The measures have led to an increase in the number of grant applications being approved by the EPSRC, but have also led to a 35 per cent drop in applications overall.
In contrast, other Research Councils such as the Medical Research Council have seen grant application success rates fall. Therefore, 'demand management' could be the answer for other UK Research Councils.
Chemical water bottle
A carbon cage that can hold a single water molecule inside using a stopper, could be the smallest water bottle ever, say researchers.
Carbon spheres known as fullerenes have cavities large enough to encapsulate atoms or molecules inside and have many potential applications. In research published in Angewandte Chemie International Edition (DOI: 10.1002/anie.201004879), a team of German and Chinese chemists designed a molecular vial by opening an intact fullerene cage. They then finished off the water bottle with a stopper - a reversibly bound phosphate group - that can plug the opening or be removed to allow a molecule of water in and out.
The molecular vial can be opened or closed in one easy step and could be used as a molecular transporter or carrier in future.
Novel green separation system
Researchers in Canada have developed a new chromatographic separation method that could make an inexpensive and green contribution to the analytical chemist's toolbox.
The team at the University of Calgary were experimenting with water saturated with CO2 at high temperature and pressure as a mobile phase in a chromatography system. They used a conventional packed column as the stationary phase and stainless steel tubing either side of the column. When the experiment was finished they removed the column and flushed the remaining sample through. To their surprise, they realised that separation was still occurring. Further investigation revealed that water was coating the inner surface of the tubing and remaining stationary.
The team analysed the caffeine content of a cup of coffee
To demonstrate the utility of the system, the team analysed the caffeine content of a cup of coffee. Because of the high differential solubility of caffeine between the phases, sharp peaks were observed with no sample preparation needed.
The new technique published in Analytical Chemistry (DOI: 10.1021/ac1018793) is green - it does not use organic solvents or an organic stationary phase - and is inexpensive.
Imaging atomic control
Researchers in the Netherlands, US and UK have imaged for the first time an atomic angular momentum vector precessing in a magnetic field.

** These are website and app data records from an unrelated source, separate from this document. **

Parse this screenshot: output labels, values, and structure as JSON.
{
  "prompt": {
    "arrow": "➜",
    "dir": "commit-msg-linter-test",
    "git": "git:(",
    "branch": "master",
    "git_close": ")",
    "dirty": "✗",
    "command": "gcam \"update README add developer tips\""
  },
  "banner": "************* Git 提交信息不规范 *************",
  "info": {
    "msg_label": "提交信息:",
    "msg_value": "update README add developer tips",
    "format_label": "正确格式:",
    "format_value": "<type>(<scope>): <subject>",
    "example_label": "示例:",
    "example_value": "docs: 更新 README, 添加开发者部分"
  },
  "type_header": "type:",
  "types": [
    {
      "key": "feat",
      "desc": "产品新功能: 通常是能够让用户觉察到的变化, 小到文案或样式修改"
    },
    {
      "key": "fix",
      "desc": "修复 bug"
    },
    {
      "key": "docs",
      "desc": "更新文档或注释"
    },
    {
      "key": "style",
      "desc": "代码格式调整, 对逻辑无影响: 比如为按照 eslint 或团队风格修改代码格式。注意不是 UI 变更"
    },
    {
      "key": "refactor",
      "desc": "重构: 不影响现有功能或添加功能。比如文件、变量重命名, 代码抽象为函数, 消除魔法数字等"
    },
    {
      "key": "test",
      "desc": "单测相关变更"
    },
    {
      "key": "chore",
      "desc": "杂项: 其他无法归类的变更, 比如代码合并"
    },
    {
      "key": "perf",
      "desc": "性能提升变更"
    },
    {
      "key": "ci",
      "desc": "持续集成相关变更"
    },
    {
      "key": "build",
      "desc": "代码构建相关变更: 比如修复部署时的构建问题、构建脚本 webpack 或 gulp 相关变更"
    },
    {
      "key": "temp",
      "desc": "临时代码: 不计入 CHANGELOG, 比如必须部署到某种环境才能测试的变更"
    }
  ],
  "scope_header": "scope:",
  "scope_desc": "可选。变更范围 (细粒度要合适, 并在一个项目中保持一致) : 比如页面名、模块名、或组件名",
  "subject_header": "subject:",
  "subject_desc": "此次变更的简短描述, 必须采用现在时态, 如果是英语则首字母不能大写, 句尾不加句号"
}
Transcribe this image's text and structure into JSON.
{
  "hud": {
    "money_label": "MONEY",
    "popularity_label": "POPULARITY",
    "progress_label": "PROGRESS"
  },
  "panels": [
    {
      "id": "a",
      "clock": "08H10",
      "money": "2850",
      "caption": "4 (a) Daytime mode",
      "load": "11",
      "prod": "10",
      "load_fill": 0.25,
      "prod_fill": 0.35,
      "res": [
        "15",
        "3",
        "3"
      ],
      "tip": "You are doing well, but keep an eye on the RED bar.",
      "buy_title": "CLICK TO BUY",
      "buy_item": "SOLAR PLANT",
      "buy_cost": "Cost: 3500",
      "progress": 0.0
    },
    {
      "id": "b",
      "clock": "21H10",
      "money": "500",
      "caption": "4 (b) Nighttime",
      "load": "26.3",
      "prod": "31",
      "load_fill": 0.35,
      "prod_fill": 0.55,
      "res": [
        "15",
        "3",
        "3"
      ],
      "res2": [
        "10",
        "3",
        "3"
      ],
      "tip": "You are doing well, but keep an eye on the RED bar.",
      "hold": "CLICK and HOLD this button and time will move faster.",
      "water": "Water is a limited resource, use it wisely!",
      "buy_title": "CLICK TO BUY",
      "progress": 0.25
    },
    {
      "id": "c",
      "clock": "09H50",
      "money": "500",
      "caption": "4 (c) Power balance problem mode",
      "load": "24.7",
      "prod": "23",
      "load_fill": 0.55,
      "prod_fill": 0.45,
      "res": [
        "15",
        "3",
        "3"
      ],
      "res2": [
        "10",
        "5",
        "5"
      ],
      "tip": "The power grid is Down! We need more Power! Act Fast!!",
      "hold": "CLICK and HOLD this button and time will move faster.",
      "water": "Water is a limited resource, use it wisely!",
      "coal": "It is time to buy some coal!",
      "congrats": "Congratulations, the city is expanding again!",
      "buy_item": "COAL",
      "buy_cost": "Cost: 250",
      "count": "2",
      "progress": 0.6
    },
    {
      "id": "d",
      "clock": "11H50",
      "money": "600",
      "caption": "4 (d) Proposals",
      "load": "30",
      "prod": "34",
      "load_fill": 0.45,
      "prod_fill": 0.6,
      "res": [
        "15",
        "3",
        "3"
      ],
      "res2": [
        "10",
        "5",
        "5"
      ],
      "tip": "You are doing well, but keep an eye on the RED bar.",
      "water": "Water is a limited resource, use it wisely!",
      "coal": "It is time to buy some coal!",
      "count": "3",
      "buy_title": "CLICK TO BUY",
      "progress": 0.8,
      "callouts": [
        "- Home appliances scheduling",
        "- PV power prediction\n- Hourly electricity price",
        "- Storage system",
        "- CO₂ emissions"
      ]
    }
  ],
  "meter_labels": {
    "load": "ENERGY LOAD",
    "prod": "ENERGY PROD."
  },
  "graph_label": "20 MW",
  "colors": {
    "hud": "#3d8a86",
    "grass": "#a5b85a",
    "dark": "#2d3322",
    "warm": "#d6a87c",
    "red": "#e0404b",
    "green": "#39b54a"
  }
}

Precession arises because angular momentum vectors, like nuclear spins, have an associated magnetic moment that can be made to align with a magnetic field. The team employed velocity map imaging - a technique widely used to study gas-phase photochemical reactions - to image molecular oxygen dissociated by a UV laser.
The resulting oxygen atoms possess highly aligned orbital angular momenta, which the team then caused to precess by applying a magnetic field. They then ionised the atoms with a second polarised laser and used an electric field to accelerate the ions towards a detector that maps their positions in three dimensions.
The research is published in Nature Chemistry (DOI: 10.1038/nchem.929).
Scientific advice not needed
New legislation that allows the UK government to change the law on controlled substances without consulting scientific experts has been published.
At present the Advisory Council on the Misuse of Drugs (ACMD) - the UK government's drugs advisory panel - must include six doctors and scientists. But now the Police Reform and Social Responsibility Bill will abolish this legal requirement by removing clauses from the 1971 Misuse of Drugs Act, and will also allow the Home Secretary, Theresa May, to make substances illegal for up to a year without seeking advice.
This move comes almost a year after six members of the ACMD resigned (see Chemistry World, March 2010, p5) after the last Home Secretary Alan Johnson sacked David Nutt, the ACMD chair for questioning government decisions on drug classification.